Work item:
From the material below, copy each line that holds the word "part".

--- Extracted entries ---

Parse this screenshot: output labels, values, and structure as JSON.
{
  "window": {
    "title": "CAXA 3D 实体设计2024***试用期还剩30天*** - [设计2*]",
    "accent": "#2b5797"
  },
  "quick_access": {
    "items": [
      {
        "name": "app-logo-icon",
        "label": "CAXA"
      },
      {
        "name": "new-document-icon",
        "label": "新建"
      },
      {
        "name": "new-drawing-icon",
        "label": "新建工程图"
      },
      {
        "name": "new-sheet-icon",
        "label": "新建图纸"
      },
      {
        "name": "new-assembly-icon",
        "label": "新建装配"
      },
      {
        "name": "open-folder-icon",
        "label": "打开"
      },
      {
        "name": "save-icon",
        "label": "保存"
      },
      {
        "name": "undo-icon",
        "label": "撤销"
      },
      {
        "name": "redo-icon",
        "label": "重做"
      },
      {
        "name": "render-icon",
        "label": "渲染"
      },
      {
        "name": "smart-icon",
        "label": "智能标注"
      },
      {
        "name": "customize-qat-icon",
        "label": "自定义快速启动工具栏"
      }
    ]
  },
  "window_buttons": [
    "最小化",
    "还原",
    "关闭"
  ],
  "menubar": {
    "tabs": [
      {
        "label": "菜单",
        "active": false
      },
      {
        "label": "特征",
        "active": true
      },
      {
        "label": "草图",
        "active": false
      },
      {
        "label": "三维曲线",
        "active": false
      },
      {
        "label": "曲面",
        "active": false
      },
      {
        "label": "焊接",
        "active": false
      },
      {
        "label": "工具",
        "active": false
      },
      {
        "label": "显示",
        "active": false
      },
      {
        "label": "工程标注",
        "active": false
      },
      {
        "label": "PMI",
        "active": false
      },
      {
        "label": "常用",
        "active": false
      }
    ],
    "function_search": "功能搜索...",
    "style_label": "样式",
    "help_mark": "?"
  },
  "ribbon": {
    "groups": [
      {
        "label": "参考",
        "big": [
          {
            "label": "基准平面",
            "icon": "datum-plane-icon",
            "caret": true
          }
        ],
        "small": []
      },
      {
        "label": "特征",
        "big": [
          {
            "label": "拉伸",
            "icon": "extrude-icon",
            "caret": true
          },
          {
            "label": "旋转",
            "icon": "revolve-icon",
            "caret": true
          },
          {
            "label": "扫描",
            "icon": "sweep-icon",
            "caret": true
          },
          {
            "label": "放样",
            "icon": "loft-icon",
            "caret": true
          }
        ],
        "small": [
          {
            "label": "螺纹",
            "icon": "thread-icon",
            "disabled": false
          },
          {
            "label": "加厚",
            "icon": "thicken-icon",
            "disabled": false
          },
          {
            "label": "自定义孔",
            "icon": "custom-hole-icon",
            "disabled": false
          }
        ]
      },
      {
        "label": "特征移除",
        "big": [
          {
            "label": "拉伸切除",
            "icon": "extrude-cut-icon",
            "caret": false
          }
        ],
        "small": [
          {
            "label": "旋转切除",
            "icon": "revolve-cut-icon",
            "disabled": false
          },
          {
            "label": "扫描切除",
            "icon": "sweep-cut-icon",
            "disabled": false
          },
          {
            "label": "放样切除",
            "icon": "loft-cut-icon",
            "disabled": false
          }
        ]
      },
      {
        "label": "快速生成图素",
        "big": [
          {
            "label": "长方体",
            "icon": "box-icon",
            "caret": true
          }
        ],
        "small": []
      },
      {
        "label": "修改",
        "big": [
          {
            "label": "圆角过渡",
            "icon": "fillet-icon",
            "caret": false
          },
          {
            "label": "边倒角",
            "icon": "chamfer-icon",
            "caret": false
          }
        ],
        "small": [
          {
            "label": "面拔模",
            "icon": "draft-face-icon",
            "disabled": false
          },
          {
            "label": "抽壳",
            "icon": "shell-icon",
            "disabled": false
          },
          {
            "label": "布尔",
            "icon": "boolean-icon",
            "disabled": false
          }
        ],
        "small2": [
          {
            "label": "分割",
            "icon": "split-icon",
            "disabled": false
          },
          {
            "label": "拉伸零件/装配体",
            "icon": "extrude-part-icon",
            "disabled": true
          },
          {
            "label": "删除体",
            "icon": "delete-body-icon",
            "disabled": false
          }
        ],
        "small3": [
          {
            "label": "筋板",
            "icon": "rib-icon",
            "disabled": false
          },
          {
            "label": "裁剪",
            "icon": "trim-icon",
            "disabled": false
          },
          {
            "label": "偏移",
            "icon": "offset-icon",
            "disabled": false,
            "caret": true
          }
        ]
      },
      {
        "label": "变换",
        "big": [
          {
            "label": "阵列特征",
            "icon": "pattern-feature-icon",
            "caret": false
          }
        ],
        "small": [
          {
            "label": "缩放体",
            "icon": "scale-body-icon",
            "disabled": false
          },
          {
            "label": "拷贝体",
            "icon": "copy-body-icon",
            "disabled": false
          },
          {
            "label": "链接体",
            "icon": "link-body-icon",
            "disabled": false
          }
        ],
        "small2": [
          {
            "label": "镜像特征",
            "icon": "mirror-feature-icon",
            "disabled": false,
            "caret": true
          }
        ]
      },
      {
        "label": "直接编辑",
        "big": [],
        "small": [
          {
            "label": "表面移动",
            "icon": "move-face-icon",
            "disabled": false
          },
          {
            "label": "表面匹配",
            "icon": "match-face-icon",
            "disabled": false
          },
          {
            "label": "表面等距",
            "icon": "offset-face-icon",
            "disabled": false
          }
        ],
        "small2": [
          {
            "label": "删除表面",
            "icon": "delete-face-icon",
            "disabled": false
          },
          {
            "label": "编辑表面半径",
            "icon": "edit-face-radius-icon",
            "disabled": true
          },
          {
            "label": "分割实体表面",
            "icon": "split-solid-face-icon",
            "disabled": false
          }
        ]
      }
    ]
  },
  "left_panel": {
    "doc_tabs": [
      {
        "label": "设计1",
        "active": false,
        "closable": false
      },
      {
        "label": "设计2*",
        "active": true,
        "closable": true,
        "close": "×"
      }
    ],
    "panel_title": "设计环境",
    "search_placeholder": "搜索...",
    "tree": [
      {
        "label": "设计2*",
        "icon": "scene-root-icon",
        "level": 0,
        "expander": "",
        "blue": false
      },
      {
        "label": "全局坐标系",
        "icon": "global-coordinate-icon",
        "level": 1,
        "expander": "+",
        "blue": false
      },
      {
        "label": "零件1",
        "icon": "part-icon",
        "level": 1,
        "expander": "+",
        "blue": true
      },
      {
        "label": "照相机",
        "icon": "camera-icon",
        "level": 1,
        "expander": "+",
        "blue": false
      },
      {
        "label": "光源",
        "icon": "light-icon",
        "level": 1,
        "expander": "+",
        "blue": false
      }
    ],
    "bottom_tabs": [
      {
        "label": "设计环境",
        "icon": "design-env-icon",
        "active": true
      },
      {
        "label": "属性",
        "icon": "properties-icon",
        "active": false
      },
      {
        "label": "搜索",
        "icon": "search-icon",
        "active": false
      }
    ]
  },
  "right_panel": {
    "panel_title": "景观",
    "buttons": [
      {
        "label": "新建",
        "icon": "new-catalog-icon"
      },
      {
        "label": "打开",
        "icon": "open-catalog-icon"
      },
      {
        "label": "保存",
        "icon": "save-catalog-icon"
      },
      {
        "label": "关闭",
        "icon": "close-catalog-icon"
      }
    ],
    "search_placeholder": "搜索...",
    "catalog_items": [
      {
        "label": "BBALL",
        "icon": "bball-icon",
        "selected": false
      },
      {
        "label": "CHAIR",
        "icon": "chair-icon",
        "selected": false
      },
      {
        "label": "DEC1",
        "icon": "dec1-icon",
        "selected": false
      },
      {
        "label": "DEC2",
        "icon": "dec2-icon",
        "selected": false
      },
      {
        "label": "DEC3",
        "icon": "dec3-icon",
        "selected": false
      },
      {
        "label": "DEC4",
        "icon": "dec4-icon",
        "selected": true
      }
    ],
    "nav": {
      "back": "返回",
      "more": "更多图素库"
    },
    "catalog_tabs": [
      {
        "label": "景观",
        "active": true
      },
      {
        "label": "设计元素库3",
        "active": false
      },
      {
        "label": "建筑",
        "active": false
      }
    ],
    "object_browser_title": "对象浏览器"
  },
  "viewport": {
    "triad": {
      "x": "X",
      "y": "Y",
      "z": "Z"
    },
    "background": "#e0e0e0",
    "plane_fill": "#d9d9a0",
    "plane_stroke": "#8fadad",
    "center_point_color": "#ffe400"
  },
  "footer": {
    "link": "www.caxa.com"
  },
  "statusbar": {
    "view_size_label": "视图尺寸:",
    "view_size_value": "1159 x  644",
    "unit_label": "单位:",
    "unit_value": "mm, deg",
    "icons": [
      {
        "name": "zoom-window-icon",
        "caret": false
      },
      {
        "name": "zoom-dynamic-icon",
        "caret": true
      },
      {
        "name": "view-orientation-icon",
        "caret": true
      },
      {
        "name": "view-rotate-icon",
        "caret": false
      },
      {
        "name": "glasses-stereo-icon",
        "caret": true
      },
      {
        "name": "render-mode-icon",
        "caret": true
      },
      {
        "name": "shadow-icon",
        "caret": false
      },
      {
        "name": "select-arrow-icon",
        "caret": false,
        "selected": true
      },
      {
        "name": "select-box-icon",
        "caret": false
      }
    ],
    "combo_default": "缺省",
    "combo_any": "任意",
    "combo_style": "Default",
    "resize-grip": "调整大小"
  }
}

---

Task response:
            "icon": "extrude-part-icon",
        "icon": "part-icon",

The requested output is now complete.